§ **PROBLEM DETAILS**:
In the entries below, spot each line with the word "file" and copy it.

** AVAILABLE RECORDS follows **

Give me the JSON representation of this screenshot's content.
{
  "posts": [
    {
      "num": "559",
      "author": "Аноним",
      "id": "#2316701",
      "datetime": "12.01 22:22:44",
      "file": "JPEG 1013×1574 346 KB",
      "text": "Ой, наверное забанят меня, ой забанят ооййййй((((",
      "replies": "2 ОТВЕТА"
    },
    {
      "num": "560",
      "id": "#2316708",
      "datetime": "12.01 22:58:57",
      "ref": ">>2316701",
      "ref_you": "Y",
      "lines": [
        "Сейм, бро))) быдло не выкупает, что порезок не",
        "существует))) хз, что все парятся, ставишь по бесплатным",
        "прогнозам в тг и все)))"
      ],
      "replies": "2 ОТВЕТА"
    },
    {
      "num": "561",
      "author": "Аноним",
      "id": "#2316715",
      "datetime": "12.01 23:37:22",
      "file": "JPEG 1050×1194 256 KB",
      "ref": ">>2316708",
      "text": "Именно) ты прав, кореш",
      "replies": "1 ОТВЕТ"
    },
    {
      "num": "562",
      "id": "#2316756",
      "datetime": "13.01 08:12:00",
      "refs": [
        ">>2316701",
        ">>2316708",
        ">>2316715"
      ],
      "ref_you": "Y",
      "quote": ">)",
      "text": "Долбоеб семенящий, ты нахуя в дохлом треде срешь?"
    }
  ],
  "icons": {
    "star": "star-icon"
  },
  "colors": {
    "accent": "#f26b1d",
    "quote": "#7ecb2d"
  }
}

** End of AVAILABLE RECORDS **

§ **TASK RESULT**:
      "file": "JPEG 1013×1574 346 KB",
      "file": "JPEG 1050×1194 256 KB",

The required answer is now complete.